Prompt. Write out all of the entries that follow, word for word, but skip the pictures.

(Saved data entries)

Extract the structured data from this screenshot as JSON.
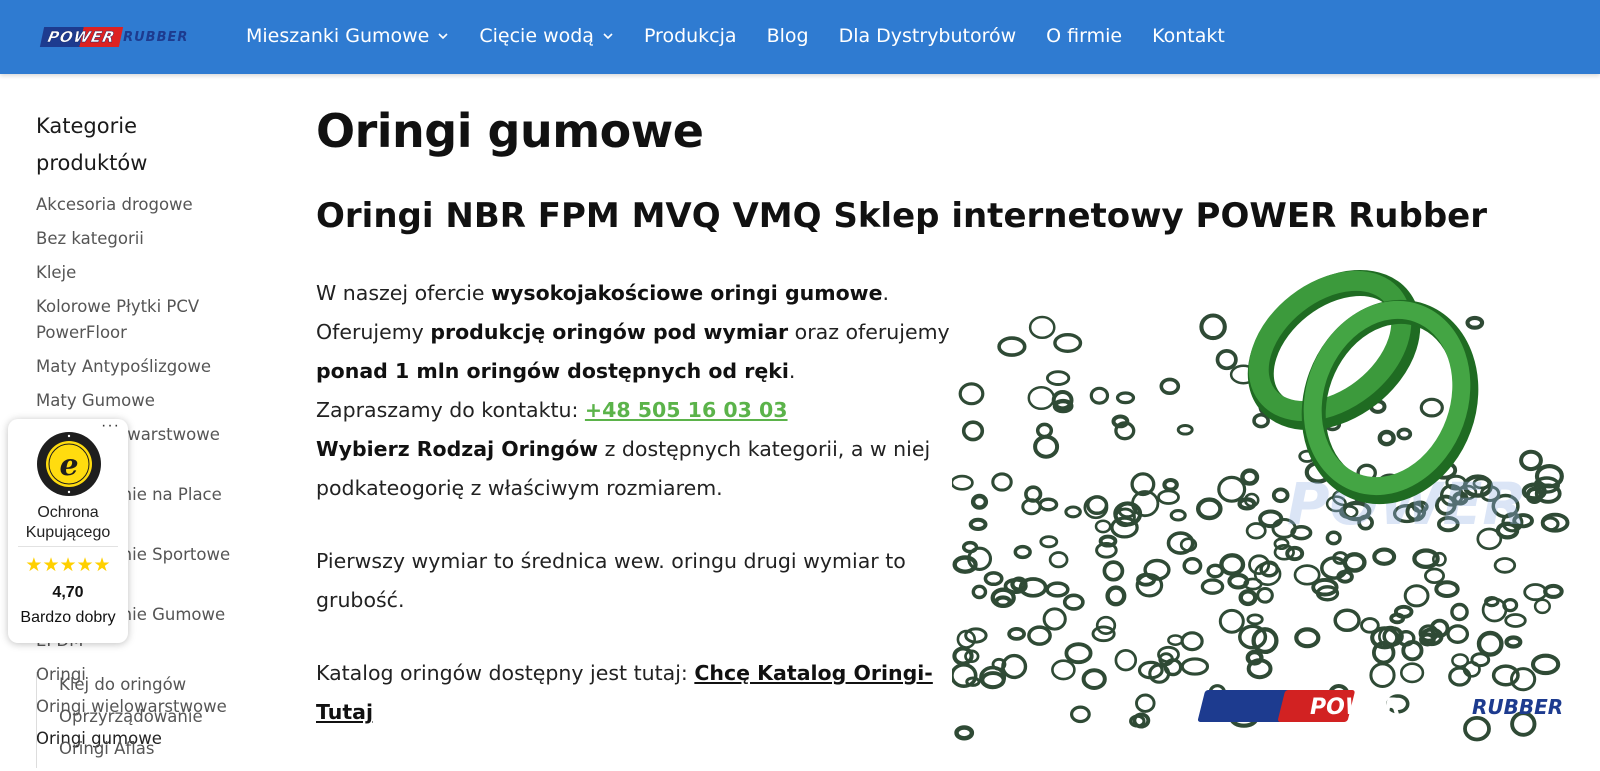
{
  "header": {
    "logo": {
      "part1": "POWER",
      "part2": "RUBBER"
    },
    "nav": [
      {
        "label": "Mieszanki Gumowe",
        "dropdown": true
      },
      {
        "label": "Cięcie wodą",
        "dropdown": true
      },
      {
        "label": "Produkcja",
        "dropdown": false
      },
      {
        "label": "Blog",
        "dropdown": false
      },
      {
        "label": "Dla Dystrybutorów",
        "dropdown": false
      },
      {
        "label": "O firmie",
        "dropdown": false
      },
      {
        "label": "Kontakt",
        "dropdown": false
      }
    ],
    "color": "#2f7bd1"
  },
  "sidebar": {
    "title": "Kategorie produktów",
    "categories": [
      "Akcesoria drogowe",
      "Bez kategorii",
      "Kleje",
      "Kolorowe Płytki PCV PowerFloor",
      "Maty Antypoślizgowe",
      "Maty Gumowe",
      "Maty Wielowarstwowe Wylewane",
      "Nawierzchnie na Place Zabaw",
      "Nawierzchnie Sportowe Równie",
      "Nawierzchnie Gumowe EPDM",
      "Oringi",
      "Oringi wielowarstwowe",
      "Oringi gumowe"
    ],
    "subcategories": [
      "Klej do oringów",
      "Oprzyrządowanie",
      "Oringi Aflas"
    ]
  },
  "trust_badge": {
    "seal_icon": "trusted-shops-seal-icon",
    "protection": "Ochrona Kupującego",
    "stars": "★★★★★",
    "rating": "4,70",
    "rating_label": "Bardzo dobry"
  },
  "main": {
    "title": "Oringi gumowe",
    "subtitle": "Oringi NBR FPM MVQ VMQ Sklep internetowy POWER Rubber",
    "p1": {
      "t1": "W naszej ofercie ",
      "b1": "wysokojakościowe oringi gumowe",
      "t2": ".",
      "t3": "Oferujemy ",
      "b2": "produkcję oringów pod wymiar",
      "t4": " oraz oferujemy ",
      "b3": "ponad 1 mln oringów dostępnych od ręki",
      "t5": ".",
      "t6": "Zapraszamy do kontaktu: ",
      "phone": "+48 505 16 03 03",
      "b4": "Wybierz Rodzaj Oringów",
      "t7": " z dostępnych kategorii, a w niej podkateogorię z właściwym rozmiarem."
    },
    "p2": "Pierwszy wymiar to średnica wew. oringu drugi wymiar to grubość.",
    "p3": {
      "t1": "Katalog oringów dostępny jest tutaj: ",
      "link": "Chcę Katalog Oringi-Tutaj"
    }
  },
  "product_image": {
    "watermark": "POWER",
    "logo_part1": "POWER",
    "logo_part2": "RUBBER"
  },
  "colors": {
    "accent": "#2f7bd1",
    "phone": "#5bb34a",
    "oring_green": "#2e7d2e",
    "oring_dark": "#2f4a35"
  }
}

Answer to this problem.
Extract the structured data from this screenshot as JSON.
{
  "header": {
    "logo": {
      "part1": "POWER",
      "part2": "RUBBER"
    },
    "nav": [
      {
        "label": "Mieszanki Gumowe",
        "dropdown": true
      },
      {
        "label": "Cięcie wodą",
        "dropdown": true
      },
      {
        "label": "Produkcja",
        "dropdown": false
      },
      {
        "label": "Blog",
        "dropdown": false
      },
      {
        "label": "Dla Dystrybutorów",
        "dropdown": false
      },
      {
        "label": "O firmie",
        "dropdown": false
      },
      {
        "label": "Kontakt",
        "dropdown": false
      }
    ],
    "color": "#2f7bd1"
  },
  "sidebar": {
    "title": "Kategorie produktów",
    "categories": [
      "Akcesoria drogowe",
      "Bez kategorii",
      "Kleje",
      "Kolorowe Płytki PCV PowerFloor",
      "Maty Antypoślizgowe",
      "Maty Gumowe",
      "Maty Wielowarstwowe Wylewane",
      "Nawierzchnie na Place Zabaw",
      "Nawierzchnie Sportowe Równie",
      "Nawierzchnie Gumowe EPDM",
      "Oringi",
      "Oringi wielowarstwowe",
      "Oringi gumowe"
    ],
    "subcategories": [
      "Klej do oringów",
      "Oprzyrządowanie",
      "Oringi Aflas"
    ]
  },
  "trust_badge": {
    "seal_icon": "trusted-shops-seal-icon",
    "protection": "Ochrona Kupującego",
    "stars": "★★★★★",
    "rating": "4,70",
    "rating_label": "Bardzo dobry"
  },
  "main": {
    "title": "Oringi gumowe",
    "subtitle": "Oringi NBR FPM MVQ VMQ Sklep internetowy POWER Rubber",
    "p1": {
      "t1": "W naszej ofercie ",
      "b1": "wysokojakościowe oringi gumowe",
      "t2": ".",
      "t3": "Oferujemy ",
      "b2": "produkcję oringów pod wymiar",
      "t4": " oraz oferujemy ",
      "b3": "ponad 1 mln oringów dostępnych od ręki",
      "t5": ".",
      "t6": "Zapraszamy do kontaktu: ",
      "phone": "+48 505 16 03 03",
      "b4": "Wybierz Rodzaj Oringów",
      "t7": " z dostępnych kategorii, a w niej podkateogorię z właściwym rozmiarem."
    },
    "p2": "Pierwszy wymiar to średnica wew. oringu drugi wymiar to grubość.",
    "p3": {
      "t1": "Katalog oringów dostępny jest tutaj: ",
      "link": "Chcę Katalog Oringi-Tutaj"
    }
  },
  "product_image": {
    "watermark": "POWER",
    "logo_part1": "POWER",
    "logo_part2": "RUBBER"
  },
  "colors": {
    "accent": "#2f7bd1",
    "phone": "#5bb34a",
    "oring_green": "#2e7d2e",
    "oring_dark": "#2f4a35"
  }
}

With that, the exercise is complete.